The spare parts dealer, who has never been to Australia, bought his second P76 —the Targa Florio—from a British Naval Officer who had lived Down Under. The officer brought his P76 back with him to England in 1978, but found it a trifle large for the narrow lanes of Sussex. Morton bought it for 1500($2500) and has done 14,000km in the bestriped automatic sedan. Now he reckons its worth 3000($5100)

The car creates enormous interest and is perceived as being fast and powerful

"1 was looking to buy a P76 for spare parts for the Force Seven. I knew there were about half-a-dozen P76s in England. So I put an ad in a motor magazine under the 'wanted' section. This naval officer rang me. Initially I was going to pull the car apart and just keep the relevant parts. But when I saw the car I knew I couldn't rip ~ apart. It really did look smart. Anyway, it came with a host of spares.

"I have spare corners, doors, a complete back axle assembly, MacPherson struts, gaskets, lights and a front grille. There's even things like two spare sets of carpets, a dashboard with full instrumentation and pedal rubbers. Personally, of the two I actually prefer driving the Targa Florio. Many of my friends reckon driving inside the Targa Florio is just like being inside a Rolls."

Both of these Australian-born migrants do between 6.2 to 7.3 km/l. Morton says he doesn't drive ether car quickly. "I don't find the size too inconvenient, either. If I have to drive into town I usually leave the P76 behind - after al~ parking can be difficult in such big cars. And the rear three-quarters vision of the Force Seven is poor. When driving on narrow lanes I'm very cautious. I make a habit of giving way to other big cars or lorries."

I'd never driven a Force Seven before although as a past owner of a rather beaten up P76 V8 sedan —bought for $600 — I didn’t expect the experience to be totally foreign. I eased myself inside the ungainly-looking, two-door machine, whose sole claim to styling beauty would be that at least it’s more attractive than the sedan. I got reacquainted with the horrid P76 oval-shaped steering wheel (longer vertically than horizontally) and the cheap-looking instruments, (once on the move the speedo needle bounced around like a conductor's baton—just like rny old girl used to).

When turning the Ignition key there was the familiar horrid grate as the starter motor pinion first meshed with the flywheel teeth. Indeed, after 10 seconds in the P76-derived machine memories of home flooded back—just as though I’d sat down to a plate of my mother s delicious lemon meringue pie or spiked my feet with bindi-eyes after walking barefoot across the backyard in Sydney. Unfortunately, the finish inside the Force Seven was also tatty. The black cloth material stuck or the dashboard was peeling off and there were numerous rough edges. The Targa was worse.

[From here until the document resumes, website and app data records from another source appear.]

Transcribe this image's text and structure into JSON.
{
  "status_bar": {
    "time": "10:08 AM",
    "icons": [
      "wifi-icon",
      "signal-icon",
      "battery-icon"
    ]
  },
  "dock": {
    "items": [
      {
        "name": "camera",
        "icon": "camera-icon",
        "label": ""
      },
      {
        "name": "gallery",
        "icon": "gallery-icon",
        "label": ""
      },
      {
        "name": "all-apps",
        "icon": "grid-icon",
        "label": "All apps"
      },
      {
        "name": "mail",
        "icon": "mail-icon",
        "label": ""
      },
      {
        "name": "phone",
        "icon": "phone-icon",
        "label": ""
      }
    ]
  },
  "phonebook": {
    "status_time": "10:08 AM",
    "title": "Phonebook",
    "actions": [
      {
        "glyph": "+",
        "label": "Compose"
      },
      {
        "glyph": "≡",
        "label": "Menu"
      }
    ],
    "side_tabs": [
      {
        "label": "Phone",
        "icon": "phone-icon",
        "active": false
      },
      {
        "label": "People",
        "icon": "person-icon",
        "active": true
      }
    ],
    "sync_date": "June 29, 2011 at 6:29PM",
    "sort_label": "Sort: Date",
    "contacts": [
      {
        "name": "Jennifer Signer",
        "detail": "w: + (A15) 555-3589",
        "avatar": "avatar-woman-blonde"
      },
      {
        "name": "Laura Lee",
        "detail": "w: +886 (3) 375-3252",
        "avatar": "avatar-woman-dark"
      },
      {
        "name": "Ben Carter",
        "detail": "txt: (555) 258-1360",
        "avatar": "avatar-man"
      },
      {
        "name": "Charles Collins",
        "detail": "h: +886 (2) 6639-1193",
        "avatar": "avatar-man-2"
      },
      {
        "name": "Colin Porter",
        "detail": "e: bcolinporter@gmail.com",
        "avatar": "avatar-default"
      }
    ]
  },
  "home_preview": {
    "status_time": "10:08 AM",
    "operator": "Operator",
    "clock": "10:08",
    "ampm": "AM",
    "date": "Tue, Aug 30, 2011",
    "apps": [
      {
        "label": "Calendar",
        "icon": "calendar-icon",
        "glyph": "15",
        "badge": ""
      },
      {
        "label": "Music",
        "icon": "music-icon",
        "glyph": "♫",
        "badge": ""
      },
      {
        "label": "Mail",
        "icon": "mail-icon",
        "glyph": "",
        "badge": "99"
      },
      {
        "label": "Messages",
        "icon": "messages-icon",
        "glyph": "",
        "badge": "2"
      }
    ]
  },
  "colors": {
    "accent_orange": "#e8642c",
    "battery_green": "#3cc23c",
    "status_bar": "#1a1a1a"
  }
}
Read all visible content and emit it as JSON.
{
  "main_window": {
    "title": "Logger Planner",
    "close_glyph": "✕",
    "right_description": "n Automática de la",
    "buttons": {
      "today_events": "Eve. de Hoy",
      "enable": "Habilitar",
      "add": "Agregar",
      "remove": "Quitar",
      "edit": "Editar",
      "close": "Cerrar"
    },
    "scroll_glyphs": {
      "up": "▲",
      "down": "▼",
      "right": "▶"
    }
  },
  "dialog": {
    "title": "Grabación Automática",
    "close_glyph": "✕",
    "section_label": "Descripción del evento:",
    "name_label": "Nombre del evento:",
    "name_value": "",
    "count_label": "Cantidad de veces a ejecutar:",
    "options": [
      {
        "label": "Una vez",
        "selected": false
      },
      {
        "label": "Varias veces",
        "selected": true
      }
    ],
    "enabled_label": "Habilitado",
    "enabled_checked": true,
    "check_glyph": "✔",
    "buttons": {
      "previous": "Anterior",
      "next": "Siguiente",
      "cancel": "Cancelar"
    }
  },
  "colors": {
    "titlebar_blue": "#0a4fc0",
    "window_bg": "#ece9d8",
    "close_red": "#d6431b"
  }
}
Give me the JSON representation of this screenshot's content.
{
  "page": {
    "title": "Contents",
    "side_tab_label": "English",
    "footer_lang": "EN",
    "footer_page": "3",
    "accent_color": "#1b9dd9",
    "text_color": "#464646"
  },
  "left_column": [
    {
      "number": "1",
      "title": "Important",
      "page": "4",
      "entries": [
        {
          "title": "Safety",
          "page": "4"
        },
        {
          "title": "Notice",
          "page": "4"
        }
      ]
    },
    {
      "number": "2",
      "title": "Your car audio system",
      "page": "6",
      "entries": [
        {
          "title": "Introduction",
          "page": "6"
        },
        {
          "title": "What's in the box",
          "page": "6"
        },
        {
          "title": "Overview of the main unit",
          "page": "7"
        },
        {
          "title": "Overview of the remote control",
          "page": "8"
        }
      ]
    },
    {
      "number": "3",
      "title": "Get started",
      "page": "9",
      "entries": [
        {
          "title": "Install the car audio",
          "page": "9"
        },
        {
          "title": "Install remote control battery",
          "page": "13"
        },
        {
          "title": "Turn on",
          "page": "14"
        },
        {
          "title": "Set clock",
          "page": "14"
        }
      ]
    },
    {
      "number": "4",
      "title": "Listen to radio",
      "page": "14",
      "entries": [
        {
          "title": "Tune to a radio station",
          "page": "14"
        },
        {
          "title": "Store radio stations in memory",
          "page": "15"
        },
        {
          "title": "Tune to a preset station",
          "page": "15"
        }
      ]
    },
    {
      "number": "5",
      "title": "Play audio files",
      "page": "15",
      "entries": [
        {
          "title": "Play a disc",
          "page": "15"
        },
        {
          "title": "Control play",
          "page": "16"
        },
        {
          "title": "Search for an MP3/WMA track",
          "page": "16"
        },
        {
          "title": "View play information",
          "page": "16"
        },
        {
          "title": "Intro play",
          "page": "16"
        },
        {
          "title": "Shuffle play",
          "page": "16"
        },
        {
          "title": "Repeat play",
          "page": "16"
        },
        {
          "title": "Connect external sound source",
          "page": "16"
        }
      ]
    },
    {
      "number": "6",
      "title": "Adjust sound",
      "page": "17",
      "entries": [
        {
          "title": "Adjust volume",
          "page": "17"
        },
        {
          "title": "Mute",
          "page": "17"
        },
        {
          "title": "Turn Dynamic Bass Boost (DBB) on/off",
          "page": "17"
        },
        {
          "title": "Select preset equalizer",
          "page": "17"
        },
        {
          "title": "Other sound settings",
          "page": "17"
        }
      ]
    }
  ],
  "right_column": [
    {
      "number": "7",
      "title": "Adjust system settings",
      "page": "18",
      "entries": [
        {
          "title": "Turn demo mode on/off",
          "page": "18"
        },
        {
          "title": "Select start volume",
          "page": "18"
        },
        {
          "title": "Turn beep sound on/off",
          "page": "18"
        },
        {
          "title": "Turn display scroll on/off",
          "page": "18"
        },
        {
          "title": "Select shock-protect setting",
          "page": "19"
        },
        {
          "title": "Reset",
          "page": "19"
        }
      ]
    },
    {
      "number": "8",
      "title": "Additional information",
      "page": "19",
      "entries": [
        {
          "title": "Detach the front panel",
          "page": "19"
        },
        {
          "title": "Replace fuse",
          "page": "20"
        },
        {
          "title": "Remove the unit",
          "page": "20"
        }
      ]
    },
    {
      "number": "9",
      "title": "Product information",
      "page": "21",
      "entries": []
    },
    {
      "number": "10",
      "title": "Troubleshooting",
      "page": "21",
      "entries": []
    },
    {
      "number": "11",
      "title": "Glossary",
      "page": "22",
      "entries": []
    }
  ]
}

On the road, however. the P76 was always a good big car—far ahead of the Holdens, Fords and Valiants of the era. And so it was with the Force Seven. The 4.4-litre alloy V8 engine the best feature of the P76—was as strong and willing in the Force Seven as I had remembered. The steering was direct and responsive if heavy. On the road the giant hatchback coupe felt up to 82 standards.

A friend who accompanied me on the drive, Peter Frater, the motoring editor of the Nottingham Evening Post, summed it up well. "Quite honestly, I thought it would be diabolical, After all. it looks so bad. But I'm amazed, It's actually very good.'' Soon after Peter s kind words, though, the Force Seven started to misbehave Having stopped on the roadside for a few minutes. With the engine idling lumpily, we noticed water running from an overflow pipe.

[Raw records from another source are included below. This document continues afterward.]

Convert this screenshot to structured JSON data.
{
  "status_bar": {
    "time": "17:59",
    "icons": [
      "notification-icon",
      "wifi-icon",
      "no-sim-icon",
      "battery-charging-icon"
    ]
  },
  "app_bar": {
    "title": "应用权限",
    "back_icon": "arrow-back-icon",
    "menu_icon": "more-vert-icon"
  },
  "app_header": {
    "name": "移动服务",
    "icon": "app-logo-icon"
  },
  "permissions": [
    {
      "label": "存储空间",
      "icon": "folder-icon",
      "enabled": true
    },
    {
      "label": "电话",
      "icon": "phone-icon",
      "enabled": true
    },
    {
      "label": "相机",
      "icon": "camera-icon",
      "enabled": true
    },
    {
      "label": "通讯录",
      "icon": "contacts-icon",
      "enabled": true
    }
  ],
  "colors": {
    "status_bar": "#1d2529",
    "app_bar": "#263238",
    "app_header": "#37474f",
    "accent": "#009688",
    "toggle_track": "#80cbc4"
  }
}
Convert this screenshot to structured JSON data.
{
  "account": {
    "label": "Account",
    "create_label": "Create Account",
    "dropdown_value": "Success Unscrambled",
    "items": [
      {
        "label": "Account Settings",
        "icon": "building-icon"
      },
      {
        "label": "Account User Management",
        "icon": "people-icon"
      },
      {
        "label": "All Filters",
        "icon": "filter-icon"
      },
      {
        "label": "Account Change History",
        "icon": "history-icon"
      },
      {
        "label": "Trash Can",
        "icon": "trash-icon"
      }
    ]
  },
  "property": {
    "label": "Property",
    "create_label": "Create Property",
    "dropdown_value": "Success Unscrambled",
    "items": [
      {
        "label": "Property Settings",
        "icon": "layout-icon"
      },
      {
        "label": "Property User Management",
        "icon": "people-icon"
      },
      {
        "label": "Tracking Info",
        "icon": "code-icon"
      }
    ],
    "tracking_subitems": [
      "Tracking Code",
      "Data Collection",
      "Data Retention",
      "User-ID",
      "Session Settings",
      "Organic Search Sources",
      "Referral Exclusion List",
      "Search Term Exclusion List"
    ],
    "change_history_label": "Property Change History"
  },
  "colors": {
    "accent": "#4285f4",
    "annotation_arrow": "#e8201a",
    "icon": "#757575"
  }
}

David Morton, somewhat embarrassed at his charge s misdemeanour carefully took off the radiator cap, accompanied by a gush of hiss! steam and dirty water. The poor old girl had overcooked herself on an English summer's day, How familiar that sight was. Fondly I thought back to my old P76. And my mother's lemon meringue pie and the bindi-eyes in, the backyard,

 

Back Home Up Next

Website by AG Photography & Design     Copyright 2003 AG Photography & Design -  Last modified: 17 September, 2005